Senior Fellow for Environmental Understanding Andrew Revkin wrote about his experience co-teaching the Producing the Documentary course with communications professor Maria Luskay.This year, the students in the course traveled to Portugal to film the story of cork.
From the NY Times.com:
For the second year, I’ve co-taught a documentary production course at Pace University in which a team of graduate and undergraduate communication students travels on spring break not to lounge on a beach, but to shoot a short film with an environmental theme. Last year’s film focused on an American woman working for decades in Belize to farm shrimp with limited environmental impacts.
This year, the destination was Portugal and the subject was cork.
For centuries, this versatile material — harvested by stripping the bark from a certain oak species once every decade or so — was the only choice for sealing wine bottles. At its peak, the trade supported thousands of workers, from bark-stripping crews in the rural communities around the forests to the factory workers in towns like Coruche, in southern Portugal.
But in recent years, wine producers, concerned about quality control and cost, started shifting to plastic stoppers and plastic-lined aluminum screw caps, which ended up capturing about a third of the billion-dollar wine-closure business. The competition prompted the cork industry, led by the company Amorim, to improve its operations, develop new lines of products and push back with an offbeat online marketing campaign centered on the comic actor Rob Schneider.
The public relations tussle alone is quite the story, including dueling YouTube videos (“Sniff the Cork” and “Vive le Screwcap” are two contestants) and a mock “funeral for the cork” staged in 2002 in a dining room at Grand Central Terminal by Randall Grahm, the screw-cap-favoring owner of the Bonny Doon Vineyard in northern California.
The students traveled the length of Portugal, from the vineyards draped on the steep slopes of the extraordinary Douro Valley in the north to the cork forests of the south. Then came weeks of video and sound editing under the direction of Pace Professor Maria Luskay, who invented this course more than a decade ago. In 15 short minutes they tell a layered story that follows the largely unappreciated journey of cork, from quiet forests through bustling factories and jangling bottling plants to your table or restaurant. [May 8, 1:24 p.m. | Update | Click here for a note on the project’s neutrality and financial independence.]
They created an engaging blog charting their path and also chronicled the process on YouTube, from Lou Guarneri strumming for the soundtrack to the actor Kurt Rhoads using his Shakespeare-honed skills to catch just the right tone on the opening word, “Cork.”

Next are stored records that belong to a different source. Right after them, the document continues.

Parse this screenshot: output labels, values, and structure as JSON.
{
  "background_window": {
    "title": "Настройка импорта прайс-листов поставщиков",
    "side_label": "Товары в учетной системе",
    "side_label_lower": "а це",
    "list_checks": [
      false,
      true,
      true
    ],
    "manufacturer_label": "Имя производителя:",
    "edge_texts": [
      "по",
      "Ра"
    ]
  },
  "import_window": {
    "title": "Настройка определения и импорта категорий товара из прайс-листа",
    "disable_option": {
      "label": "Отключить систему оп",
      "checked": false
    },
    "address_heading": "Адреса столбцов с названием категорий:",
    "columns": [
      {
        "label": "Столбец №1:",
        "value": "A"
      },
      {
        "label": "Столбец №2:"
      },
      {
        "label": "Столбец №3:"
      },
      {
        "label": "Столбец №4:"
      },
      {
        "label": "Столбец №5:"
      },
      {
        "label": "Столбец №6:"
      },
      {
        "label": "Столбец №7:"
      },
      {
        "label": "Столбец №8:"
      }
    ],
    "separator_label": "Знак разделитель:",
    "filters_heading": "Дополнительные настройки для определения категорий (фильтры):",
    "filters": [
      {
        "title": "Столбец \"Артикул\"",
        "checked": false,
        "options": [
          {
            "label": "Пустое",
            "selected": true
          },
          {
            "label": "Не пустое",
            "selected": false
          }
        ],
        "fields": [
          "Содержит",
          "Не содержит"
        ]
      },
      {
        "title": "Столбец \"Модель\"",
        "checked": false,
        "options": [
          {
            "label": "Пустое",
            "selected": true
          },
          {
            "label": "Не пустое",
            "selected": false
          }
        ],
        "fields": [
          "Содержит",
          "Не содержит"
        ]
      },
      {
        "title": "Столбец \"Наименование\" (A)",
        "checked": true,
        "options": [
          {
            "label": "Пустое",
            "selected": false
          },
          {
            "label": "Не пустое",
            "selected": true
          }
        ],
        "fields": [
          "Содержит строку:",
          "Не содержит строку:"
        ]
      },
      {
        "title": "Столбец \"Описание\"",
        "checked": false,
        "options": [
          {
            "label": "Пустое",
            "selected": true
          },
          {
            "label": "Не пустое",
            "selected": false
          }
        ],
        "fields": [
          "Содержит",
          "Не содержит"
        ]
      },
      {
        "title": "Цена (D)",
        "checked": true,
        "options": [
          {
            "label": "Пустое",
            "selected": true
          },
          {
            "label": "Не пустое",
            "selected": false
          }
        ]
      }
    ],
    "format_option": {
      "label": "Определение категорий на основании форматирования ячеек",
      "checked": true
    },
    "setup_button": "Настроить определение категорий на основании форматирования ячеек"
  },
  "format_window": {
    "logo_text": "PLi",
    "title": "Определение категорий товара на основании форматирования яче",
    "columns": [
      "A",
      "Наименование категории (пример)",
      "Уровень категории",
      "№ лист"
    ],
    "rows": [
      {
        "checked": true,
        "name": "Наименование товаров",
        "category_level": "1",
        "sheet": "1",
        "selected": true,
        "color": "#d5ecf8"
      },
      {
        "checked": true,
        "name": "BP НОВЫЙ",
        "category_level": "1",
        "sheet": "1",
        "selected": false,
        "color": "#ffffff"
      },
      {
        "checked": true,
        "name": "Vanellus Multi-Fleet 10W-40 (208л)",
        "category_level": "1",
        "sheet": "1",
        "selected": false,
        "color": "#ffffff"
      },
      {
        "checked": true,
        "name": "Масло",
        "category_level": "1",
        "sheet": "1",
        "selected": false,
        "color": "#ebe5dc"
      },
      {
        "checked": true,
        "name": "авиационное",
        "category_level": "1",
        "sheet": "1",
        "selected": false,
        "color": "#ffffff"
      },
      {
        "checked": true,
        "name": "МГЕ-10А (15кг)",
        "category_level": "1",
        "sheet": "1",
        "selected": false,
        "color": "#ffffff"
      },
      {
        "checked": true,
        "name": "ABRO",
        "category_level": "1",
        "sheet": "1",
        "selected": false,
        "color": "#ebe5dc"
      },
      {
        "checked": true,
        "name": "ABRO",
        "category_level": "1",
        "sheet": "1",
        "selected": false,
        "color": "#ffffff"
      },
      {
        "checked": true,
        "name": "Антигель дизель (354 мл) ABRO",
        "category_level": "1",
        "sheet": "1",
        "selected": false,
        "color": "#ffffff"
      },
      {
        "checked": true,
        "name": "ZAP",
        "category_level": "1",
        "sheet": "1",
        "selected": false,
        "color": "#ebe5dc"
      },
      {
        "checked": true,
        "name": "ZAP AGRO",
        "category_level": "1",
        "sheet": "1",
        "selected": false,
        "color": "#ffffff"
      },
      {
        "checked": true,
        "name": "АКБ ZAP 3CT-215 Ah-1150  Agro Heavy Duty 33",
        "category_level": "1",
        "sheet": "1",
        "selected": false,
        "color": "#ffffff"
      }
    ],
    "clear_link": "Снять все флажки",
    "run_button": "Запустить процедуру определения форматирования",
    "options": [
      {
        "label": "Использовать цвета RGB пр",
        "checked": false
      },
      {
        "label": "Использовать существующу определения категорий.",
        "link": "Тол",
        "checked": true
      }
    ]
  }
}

There’s something important under way in such projects, in which communication and journalism students can attack stories that might otherwise be missed as traditional news media both shrink and tend to focus their cameras on bad apples instead of best practices. We need both.
With appropriate guidance, students can not only develop story-and idea-sharing skills that mesh written and audiovisual output, but put those skills to use even as they learn, potentially playing a role in fostering progress on a finite planet. It’s one thing to learn how to write a script or operate a camera; it’s another to learn how to make a difference.
The journalism program at the University of British Columbia has been doing fine work, with a recent package on environmental and labor problems related to shrimp farming in Southeast Asia (essentially the flip side of what the Pace team found in Belize) and now — accompanying a print article in The New York Times — a a video report on the impact of Brazil’s latest wave of dam construction on indigenous tribes in the Amazon River basin.
View the full article with video clip here: